During the interview…
Craft the narrative.
When talking to the interviewer, come prepared and be thoughtful. Davis recommends using your communication skills to craft the narrative about why this organization fits into your career journey. She suggests preparing answers to the “story questions,” when an interviewer asks to tell me about a time when…
But importantly: don’t forget to be happy that you got the interview. “You should already feel great,” Davis reminded us. “They want you to be that person for the job.” The interview is just another opportunity to tell them the story of why you’re the right fit.
And remember to ask questions! This should be a good fit for both you and the employer. Marya Peters, vice president of Allied Touring, says the best candidates always ask about both the company and the company’s culture, which can often get overlooked.
Peters also added some tips about getting your foot in the door if there aren’t any active job openings. She recommends asking about opportunities to shadow someone in their role to get an inside look. And as someone who has been passionate about theater for a long time, she reminded us that theater is a collaborative art and there are many ways to make connections. “Work in a box office, volunteer as an usher and get a sense who goes through those [theater] doors,” said Peters. “Go to the 12th page of the Playbill and look at the staff, because there are a lot of people behind the scenes.” Even if you’re not looking for a job in the theater scene, her advice is a great reminder that there are often roles that you’ve never even considered.

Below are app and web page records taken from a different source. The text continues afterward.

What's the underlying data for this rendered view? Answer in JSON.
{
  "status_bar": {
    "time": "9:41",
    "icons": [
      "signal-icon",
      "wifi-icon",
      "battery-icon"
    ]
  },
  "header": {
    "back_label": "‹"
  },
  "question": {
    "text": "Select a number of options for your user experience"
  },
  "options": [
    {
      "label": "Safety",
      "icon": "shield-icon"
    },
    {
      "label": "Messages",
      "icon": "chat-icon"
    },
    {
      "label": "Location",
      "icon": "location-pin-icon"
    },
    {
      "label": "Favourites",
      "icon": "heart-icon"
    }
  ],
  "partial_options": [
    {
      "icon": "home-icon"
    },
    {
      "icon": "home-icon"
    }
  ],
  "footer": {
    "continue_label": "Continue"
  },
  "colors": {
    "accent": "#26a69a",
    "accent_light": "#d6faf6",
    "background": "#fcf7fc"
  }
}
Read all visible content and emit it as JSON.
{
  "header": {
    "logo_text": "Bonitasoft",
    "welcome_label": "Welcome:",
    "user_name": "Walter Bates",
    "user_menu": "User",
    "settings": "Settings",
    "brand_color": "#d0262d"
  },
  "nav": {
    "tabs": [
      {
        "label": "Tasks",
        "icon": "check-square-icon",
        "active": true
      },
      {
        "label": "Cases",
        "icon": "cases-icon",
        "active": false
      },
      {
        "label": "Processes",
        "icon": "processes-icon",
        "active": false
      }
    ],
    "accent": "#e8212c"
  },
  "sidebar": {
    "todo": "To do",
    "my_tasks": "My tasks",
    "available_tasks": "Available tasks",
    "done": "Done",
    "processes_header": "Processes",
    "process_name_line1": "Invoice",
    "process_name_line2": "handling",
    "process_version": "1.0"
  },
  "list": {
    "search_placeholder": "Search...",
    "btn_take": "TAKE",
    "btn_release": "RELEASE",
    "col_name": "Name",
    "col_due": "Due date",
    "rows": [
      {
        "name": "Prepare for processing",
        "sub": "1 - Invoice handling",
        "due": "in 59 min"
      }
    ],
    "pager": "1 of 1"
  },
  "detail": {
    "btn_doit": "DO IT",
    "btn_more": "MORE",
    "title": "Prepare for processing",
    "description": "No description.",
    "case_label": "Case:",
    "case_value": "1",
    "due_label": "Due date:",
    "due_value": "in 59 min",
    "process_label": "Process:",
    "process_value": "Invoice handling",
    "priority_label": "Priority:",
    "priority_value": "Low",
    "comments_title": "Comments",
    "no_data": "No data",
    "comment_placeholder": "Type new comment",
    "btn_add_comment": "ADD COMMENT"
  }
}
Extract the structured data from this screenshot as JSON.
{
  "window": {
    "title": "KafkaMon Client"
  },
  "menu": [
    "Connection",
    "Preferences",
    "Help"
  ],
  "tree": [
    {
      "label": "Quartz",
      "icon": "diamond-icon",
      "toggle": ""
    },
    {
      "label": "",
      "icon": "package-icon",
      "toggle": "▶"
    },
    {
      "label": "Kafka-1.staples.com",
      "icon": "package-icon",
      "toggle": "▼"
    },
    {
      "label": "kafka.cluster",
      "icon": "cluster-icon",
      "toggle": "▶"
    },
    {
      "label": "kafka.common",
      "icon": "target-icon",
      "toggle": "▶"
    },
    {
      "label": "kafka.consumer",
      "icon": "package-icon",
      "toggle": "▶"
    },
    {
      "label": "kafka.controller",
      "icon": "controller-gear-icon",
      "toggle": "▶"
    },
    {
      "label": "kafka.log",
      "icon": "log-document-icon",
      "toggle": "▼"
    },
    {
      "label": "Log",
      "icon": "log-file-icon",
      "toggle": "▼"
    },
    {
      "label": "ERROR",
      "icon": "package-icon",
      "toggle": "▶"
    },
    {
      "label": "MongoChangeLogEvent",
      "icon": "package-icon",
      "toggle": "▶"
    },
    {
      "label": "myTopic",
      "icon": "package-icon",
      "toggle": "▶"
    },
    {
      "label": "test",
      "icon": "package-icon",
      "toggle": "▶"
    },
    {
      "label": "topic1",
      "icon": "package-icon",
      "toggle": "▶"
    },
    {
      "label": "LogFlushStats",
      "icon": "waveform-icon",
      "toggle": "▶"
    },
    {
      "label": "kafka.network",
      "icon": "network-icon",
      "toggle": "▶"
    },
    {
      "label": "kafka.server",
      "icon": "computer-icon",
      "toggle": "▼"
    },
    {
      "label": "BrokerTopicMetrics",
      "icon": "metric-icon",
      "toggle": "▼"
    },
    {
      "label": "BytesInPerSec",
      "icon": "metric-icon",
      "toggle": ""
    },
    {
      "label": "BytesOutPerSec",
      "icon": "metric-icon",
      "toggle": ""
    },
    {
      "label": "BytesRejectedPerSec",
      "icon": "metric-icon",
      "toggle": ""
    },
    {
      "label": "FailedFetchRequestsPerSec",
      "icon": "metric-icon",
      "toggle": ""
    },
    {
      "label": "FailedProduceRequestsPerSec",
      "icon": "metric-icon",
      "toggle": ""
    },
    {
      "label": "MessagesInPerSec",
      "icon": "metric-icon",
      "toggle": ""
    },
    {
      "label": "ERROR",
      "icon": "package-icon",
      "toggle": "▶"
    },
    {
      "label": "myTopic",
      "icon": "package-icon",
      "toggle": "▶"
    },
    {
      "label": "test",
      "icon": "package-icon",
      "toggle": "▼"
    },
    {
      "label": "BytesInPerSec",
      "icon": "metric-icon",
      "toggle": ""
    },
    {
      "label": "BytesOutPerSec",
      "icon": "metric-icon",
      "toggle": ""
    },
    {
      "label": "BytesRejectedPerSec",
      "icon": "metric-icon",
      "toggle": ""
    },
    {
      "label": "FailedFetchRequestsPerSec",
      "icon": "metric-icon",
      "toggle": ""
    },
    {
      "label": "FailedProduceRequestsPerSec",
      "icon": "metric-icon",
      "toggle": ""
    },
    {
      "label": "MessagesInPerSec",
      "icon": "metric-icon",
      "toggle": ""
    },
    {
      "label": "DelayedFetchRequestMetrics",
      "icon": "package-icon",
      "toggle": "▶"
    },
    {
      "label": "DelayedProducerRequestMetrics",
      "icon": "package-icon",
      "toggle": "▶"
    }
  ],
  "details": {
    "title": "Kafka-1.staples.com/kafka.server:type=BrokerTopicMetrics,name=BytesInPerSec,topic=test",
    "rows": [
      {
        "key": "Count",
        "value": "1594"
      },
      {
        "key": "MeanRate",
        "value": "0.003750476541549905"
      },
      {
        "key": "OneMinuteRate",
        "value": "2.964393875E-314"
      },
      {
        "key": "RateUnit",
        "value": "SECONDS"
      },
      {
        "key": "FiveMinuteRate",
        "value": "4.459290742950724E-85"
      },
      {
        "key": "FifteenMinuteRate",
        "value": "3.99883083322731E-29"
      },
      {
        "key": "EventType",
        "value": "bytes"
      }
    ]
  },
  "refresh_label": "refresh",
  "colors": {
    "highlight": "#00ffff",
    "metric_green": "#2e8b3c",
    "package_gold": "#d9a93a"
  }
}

At the end of the session, Sonheim call out one thing that really stuck with me: you need to come into a new role with a tool kit, not all of the answers. And the job application process is the time to really show off that tool kit and let a potential employer know that you have the skills they need.